Weihenstephaner 1516 Kellerbier. The limited edition beer was released to celebrate the 500th anniversary of the universally loved Reinheitsgebot or German Beer Purity Law. This limited edition beer has been restricted to a few hundred million bottles and only sold in countries located on Earth so you’d better get in quick. As with all beers brewed under the original Reinheitsgebot of 1516, this beer contains only barley, hops and water. How they’ve managed to brew a beer this good without the use of yeast is a marvel of modern (or ancient) science. While I’m sure it would have been easier to use yeast, this beer celebrates the Reinheitsgebot of 500 years ago, a time when men were Herrs and yeast was heresy. This is not some airy fairy 1857 Kellerbeir.

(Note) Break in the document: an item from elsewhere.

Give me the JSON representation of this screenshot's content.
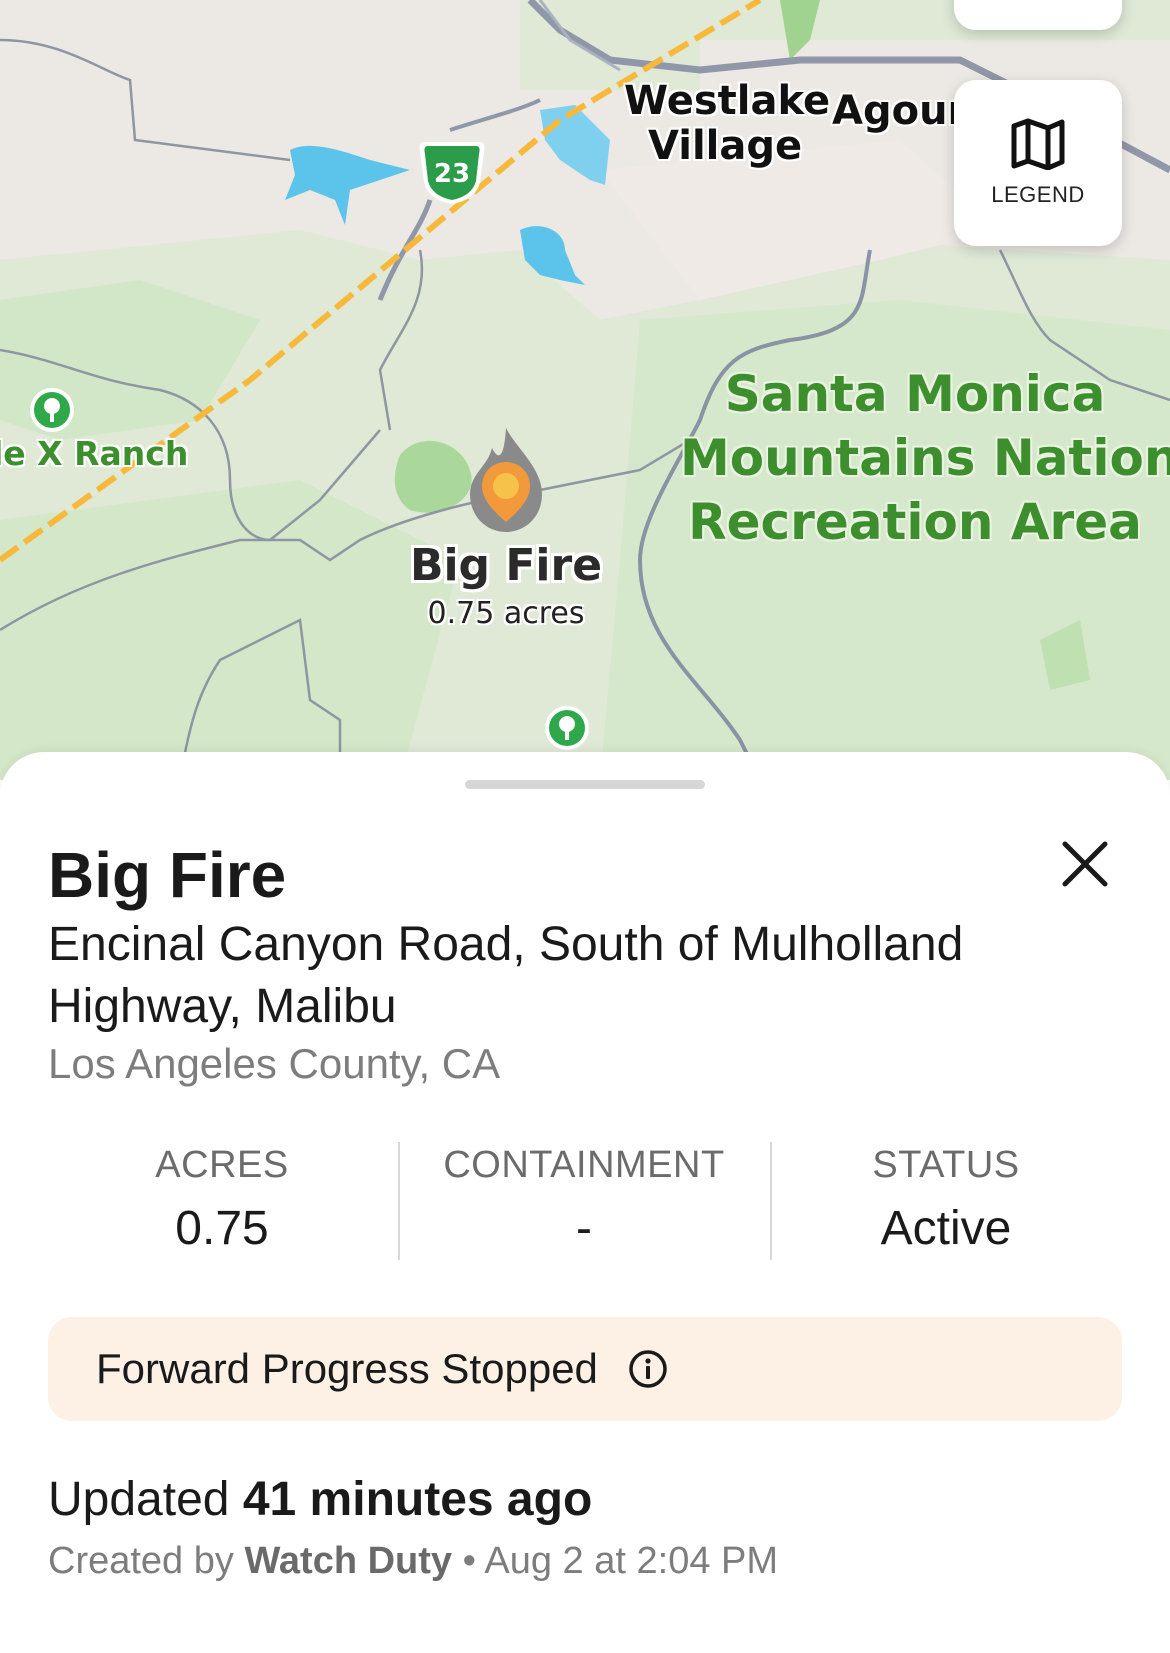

Anyone who recognises that the modern world has lost its way. Let’s face it, wouldn’t we all like to go back to a time where beer could not contain anything impure and infant mortality was like 30%. These days, beers can contain not only unnatural things like sugar, but such perversions as fruit, fining agents, spices, herbs and even some sort of magical invisible fungus! No thank you Brewdog! You’ll not see me drinking some disgusting fruity mushroom swill.
The Reinheitsgebot is a law deeply steeped in tradition and is one of a handful to remain unchanged for five centuries. Except when it was changed to allow wheat or coriander to be added like 30 years later, or when it was changed so that you could be taxed on extra ingredients instead of having the beer confiscated, or when they added yeast to the list of allowed ingredients, or when it was changed to allow imported beer, or when it was changed to exempt top fermented beer and finings, or when it was changed to encompass the entirety of reunified Germany, or when it was changed to allow pure sugars or salts, or when it was changed to allow gluten-free beer to be labelled as beer despite not actually containing barley. But apart from that, the Reinheitsgebot is an immutable law that cannot be amended at the drop of a hat. So best take advantage of a little known part of the original decree to ensure you stock up at the right time of year to get the best bang for your buck:
From Michaelmas to Georgi, the price for one Mass or one Kopf, is not to exceed one Pfennig Munich value. From Georgi to Michaelmas, the Mass shall not be sold for more than two Pfennig of the same value, the Kopf not more than three Heller.
You’re in luck then – if you head out to your nearest local multinational liquor wholesaler to pick up akopf of 1516 Kellerbier within the next couple of weeks, you’ll be able to snag it for the low low price of one Pfennig Munich value. You can bet your bottom Pfennig Munich value they’ll pump that price up to three Heller at 12:01am on the 7th of May, mark my words.
Given the expensive and difficult process of making glass in the 16th century you’re probably going to want to fashion yourself some sort of wooden tankard. It also goes best with some quality gút schweinebraten and pomerantzen salat.